*REQUIRED ACTION*
Provide the number of lines in the material containing the word "true", with nothing added.

*DATA*
::::::

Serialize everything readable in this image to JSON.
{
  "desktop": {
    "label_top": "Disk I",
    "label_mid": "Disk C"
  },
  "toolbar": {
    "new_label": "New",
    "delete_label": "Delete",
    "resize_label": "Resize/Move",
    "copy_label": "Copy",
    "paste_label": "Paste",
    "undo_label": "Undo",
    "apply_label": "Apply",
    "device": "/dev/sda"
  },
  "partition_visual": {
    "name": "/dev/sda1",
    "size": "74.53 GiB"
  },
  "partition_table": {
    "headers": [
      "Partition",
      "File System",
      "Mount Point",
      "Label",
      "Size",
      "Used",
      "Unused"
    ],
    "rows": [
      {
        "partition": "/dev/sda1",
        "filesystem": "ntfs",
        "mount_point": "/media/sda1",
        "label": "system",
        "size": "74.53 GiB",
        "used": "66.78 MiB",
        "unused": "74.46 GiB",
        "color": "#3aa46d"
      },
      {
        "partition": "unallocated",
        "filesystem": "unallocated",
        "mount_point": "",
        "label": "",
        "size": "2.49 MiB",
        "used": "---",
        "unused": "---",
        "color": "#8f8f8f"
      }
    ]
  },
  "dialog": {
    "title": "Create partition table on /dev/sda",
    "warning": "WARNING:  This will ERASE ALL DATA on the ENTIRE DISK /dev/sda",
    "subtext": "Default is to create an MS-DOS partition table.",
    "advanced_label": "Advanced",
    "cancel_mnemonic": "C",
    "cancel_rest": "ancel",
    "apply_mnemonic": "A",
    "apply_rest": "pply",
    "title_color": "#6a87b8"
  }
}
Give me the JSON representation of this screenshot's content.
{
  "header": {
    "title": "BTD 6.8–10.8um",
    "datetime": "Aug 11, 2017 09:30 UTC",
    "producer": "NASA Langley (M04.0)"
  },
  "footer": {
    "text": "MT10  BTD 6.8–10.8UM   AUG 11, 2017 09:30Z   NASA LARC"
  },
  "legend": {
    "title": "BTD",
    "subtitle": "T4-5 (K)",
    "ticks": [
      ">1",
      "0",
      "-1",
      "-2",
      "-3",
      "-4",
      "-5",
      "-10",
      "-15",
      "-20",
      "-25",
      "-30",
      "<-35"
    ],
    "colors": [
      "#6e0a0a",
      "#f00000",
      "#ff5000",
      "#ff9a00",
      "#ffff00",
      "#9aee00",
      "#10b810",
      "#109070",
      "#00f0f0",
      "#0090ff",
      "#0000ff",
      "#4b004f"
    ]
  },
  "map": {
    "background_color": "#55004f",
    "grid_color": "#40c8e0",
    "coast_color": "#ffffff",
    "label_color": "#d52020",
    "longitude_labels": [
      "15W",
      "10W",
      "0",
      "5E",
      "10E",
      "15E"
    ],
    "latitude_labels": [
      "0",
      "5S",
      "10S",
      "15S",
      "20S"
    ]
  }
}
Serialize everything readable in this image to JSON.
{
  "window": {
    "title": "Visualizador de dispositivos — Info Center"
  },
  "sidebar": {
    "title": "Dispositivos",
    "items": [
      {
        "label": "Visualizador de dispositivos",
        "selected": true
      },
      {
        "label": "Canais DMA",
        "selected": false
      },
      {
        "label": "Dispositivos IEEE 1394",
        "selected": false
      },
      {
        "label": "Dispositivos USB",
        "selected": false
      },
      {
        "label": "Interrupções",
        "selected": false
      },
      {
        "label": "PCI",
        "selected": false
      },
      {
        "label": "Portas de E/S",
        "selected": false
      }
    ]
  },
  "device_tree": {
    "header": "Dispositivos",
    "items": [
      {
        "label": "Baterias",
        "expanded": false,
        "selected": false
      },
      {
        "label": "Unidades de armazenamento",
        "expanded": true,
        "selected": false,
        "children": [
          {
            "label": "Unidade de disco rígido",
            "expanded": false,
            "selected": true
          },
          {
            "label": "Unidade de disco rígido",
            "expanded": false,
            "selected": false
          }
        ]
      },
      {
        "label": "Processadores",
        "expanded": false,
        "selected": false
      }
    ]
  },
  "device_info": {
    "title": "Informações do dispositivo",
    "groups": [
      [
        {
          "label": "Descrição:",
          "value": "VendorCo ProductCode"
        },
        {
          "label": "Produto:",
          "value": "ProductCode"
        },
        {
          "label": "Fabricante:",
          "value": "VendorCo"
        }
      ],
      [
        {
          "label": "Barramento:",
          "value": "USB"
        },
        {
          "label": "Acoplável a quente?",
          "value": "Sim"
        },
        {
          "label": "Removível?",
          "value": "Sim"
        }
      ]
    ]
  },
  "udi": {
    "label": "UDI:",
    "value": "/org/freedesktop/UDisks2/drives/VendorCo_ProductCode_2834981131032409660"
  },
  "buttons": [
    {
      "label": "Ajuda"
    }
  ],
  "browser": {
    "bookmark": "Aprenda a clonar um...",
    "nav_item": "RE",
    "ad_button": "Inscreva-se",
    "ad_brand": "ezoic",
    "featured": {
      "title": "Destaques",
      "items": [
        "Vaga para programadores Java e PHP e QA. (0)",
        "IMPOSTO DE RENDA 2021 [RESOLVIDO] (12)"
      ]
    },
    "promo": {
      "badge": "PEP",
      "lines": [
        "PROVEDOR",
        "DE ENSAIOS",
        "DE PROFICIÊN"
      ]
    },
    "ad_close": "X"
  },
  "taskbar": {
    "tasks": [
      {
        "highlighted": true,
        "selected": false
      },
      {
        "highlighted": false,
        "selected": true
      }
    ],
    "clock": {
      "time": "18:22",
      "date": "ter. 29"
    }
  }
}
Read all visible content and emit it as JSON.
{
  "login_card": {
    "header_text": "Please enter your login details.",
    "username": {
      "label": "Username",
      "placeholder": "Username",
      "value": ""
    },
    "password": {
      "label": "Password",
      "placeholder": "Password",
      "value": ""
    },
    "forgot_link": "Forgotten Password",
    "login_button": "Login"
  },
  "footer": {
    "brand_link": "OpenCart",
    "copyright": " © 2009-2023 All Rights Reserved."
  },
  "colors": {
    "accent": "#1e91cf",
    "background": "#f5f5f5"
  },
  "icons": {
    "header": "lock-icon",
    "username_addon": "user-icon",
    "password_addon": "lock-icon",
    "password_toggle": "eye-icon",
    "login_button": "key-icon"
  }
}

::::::

*REPLY TO THE TASK*
5